Several years ago I wrote about one of the most dangerous jobs when it comes to work-related injuries — Nursing. You can read my prior article at, Health Care Workers Have High Rates Of Injury. At one time, a National Public Radio (NPR) study even called nursing “one of the most dangerous jobs in America.”
What about jobs like construction or law enforcement? Those professions have pretty high risks of injury. According to research, back and other injuries occur at much higher rates in nursing than in the construction industry.
Think about it. Nurses are on their feet for pretty long shifts. And, they regularly lift or move heavy patients. How many professions require a worker to routinely lift or move objects weighing over 100 pounds? Not many. Keep in mind — Some patients don’t cooperate which makes the lifting much more difficult. Ask a hospital nurse about moving an uncooperative patient!
Many hospitals and clinics are also chronically understaffed. In my prior article, I discussed several issues which increase the risk of injury to skilled nurses: Staff Shortages, Increasing Patient Obesity, and Sicker Patients. I would add to that list that many medical facilities also fail to provide personal protective equipment for employees.
Over the years, I’ve represented many injured nursing employees. Many of these nurses suffered serious back and other orthopedic injuries in local hospitals or assisted living facilities because of the tremendous physical demands of the profession. I’ve also represented nurses injured because of exposures to other contaminants and diseases in the course of their work.
What has changed since my 2016 article? I’ve seen a couple huge injury issues impacting healthcare workers.
First, according to a 2018 government study — Healthcare workers accounted for 73 percent of all nonfatal workplace injuries and illnesses due to violence. Let that sink-in for a moment. Almost 3/4 of the injuries in this country from workplace violence occur among healthcare workers. Our nurses often face the worst situations. They see patients who are sometimes impaired by drugs, anger, or mental illness. Many patients refuse to cooperate with care. Some patients lash out at the nurses attending to them. In some hospital settings, you can add angry or upset family members to the mix.

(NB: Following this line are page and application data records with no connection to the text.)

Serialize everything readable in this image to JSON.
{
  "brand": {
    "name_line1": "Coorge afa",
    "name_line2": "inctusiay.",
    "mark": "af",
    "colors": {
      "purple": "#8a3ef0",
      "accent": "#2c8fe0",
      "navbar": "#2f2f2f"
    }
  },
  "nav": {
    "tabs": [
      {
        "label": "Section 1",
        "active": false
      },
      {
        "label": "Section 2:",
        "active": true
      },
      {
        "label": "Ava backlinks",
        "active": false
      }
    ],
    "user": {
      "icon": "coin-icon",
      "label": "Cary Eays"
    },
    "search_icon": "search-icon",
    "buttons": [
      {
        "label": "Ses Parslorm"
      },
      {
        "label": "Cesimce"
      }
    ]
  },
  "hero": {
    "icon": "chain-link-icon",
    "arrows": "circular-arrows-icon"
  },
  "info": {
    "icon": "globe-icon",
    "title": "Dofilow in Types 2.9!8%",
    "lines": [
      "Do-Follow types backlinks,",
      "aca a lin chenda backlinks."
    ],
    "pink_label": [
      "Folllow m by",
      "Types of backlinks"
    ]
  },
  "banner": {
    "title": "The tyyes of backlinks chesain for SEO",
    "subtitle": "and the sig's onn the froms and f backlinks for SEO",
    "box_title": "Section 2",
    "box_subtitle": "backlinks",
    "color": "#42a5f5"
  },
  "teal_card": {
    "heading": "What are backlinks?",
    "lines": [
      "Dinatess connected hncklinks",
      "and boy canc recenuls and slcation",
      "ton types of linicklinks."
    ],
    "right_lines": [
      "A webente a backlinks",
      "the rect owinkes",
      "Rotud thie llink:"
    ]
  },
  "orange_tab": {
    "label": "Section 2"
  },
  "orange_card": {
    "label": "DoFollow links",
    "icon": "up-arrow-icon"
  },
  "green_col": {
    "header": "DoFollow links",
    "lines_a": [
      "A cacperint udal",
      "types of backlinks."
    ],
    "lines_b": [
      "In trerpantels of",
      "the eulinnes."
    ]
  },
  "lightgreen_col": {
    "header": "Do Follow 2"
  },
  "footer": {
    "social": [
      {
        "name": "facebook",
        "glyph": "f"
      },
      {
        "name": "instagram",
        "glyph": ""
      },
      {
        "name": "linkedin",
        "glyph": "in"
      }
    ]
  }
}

Second, add the current pandemic to the mix. For the last year, healthcare workers have faced a crisis. They’ve worked through a pandemic requiring even longer hours and greater risks to their own health. They’ve worked under very difficult conditions of isolation, quarantine, extra equipment, and periods where hospitals were overwhelmed with patients.
Locally, I’ve represented several Huntsville Hospital workers who struggled to keep pace with pandemic demands while facing their own ongoing pain and medical treatment needs. I’ve spoken with numerous nurses injured by the fast pace of current events.
A recent article in The Washington Post noted the burnout among healthcare workers from the pandemic. According to the article, 6 in 10 healthcare workers report harm to their mental health from the pandemic. About 3 in 10 healthcare professionals are even considering leaving the profession. Many healthcare workers feel “expendable” like they were sent to the front lines of the pandemic without the help, equipment or support.
Hopefully, we are nearing the end of this pandemic. However, we need to remember that nursing was already one of the most dangerous and injury-prone jobs in America before a pandemic made it worse.
From its office in Huntsville, the Blackwell Law Firm represents people with serious personal injuries across Alabama. Many of our cases involve workers dealing with chronic pain and disability following a serious work-related accident. If you have questions, let us know. We are happy to discuss any personal injury issues. Consultations are always free and confidential.